#### [Problem details]
The required result is a line count: how many lines in this data hold the word "JSON". Give only that.
(Records for this task begins)
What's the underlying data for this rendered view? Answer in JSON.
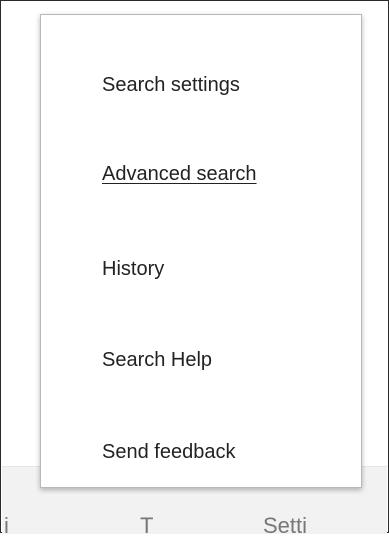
{
  "menu": {
    "items": [
      {
        "label": "Search settings",
        "hovered": false
      },
      {
        "label": "Advanced search",
        "hovered": true
      },
      {
        "label": "History",
        "hovered": false
      },
      {
        "label": "Search Help",
        "hovered": false
      },
      {
        "label": "Send feedback",
        "hovered": false
      }
    ]
  },
  "footer": {
    "items": [
      {
        "label": "i"
      },
      {
        "label": "T"
      },
      {
        "label": "Setti"
      }
    ]
  },
  "colors": {
    "menu_text": "#222222",
    "menu_border": "#b8b8b8",
    "footer_background": "#f2f2f2",
    "footer_text": "#777777"
  }
}
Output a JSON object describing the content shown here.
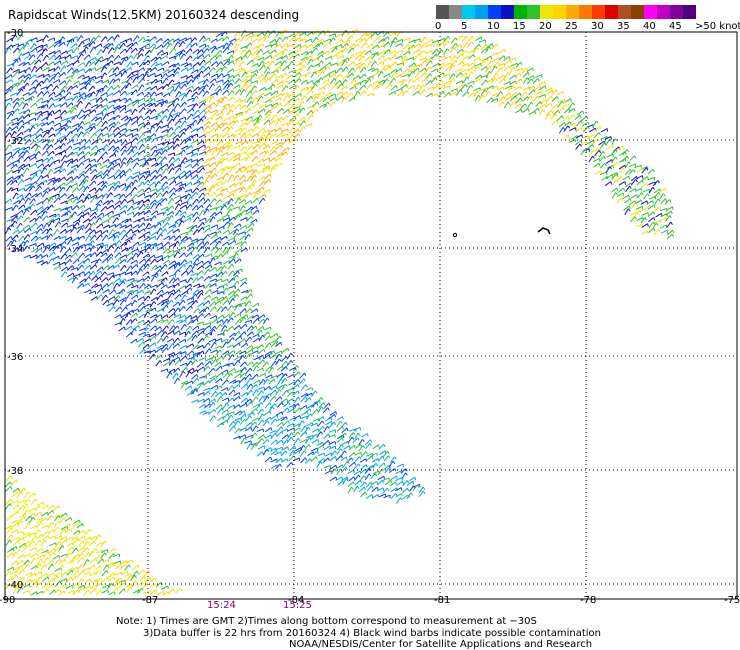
{
  "title": "Rapidscat Winds(12.5KM) 20160324 descending",
  "legend": {
    "ticks": [
      "0",
      "5",
      "10",
      "15",
      "20",
      "25",
      "30",
      "35",
      "40",
      "45",
      ">50 knots"
    ],
    "colors": [
      "#555555",
      "#888888",
      "#00c8f0",
      "#00a0f0",
      "#0040ff",
      "#1010c0",
      "#00b400",
      "#30c030",
      "#e8e800",
      "#ffd200",
      "#ffaa00",
      "#ff7800",
      "#ff3c00",
      "#e00000",
      "#b05020",
      "#8a4000",
      "#ff00ff",
      "#c000c0",
      "#8000a0",
      "#500080"
    ]
  },
  "axes": {
    "lat_labels": [
      "-30",
      "-32",
      "-34",
      "-36",
      "-38",
      "-40"
    ],
    "lon_labels": [
      "-90",
      "-87",
      "-84",
      "-81",
      "-78",
      "-75"
    ]
  },
  "times": [
    "15:24",
    "15:25"
  ],
  "notes": {
    "line1": "Note: 1) Times are GMT 2)Times along bottom correspond to measurement at −30S",
    "line2": "3)Data buffer is 22 hrs from 20160324 4) Black wind barbs indicate possible contamination",
    "line3": "NOAA/NESDIS/Center for Satellite Applications and Research"
  }
}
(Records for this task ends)
#### [Task answer]
2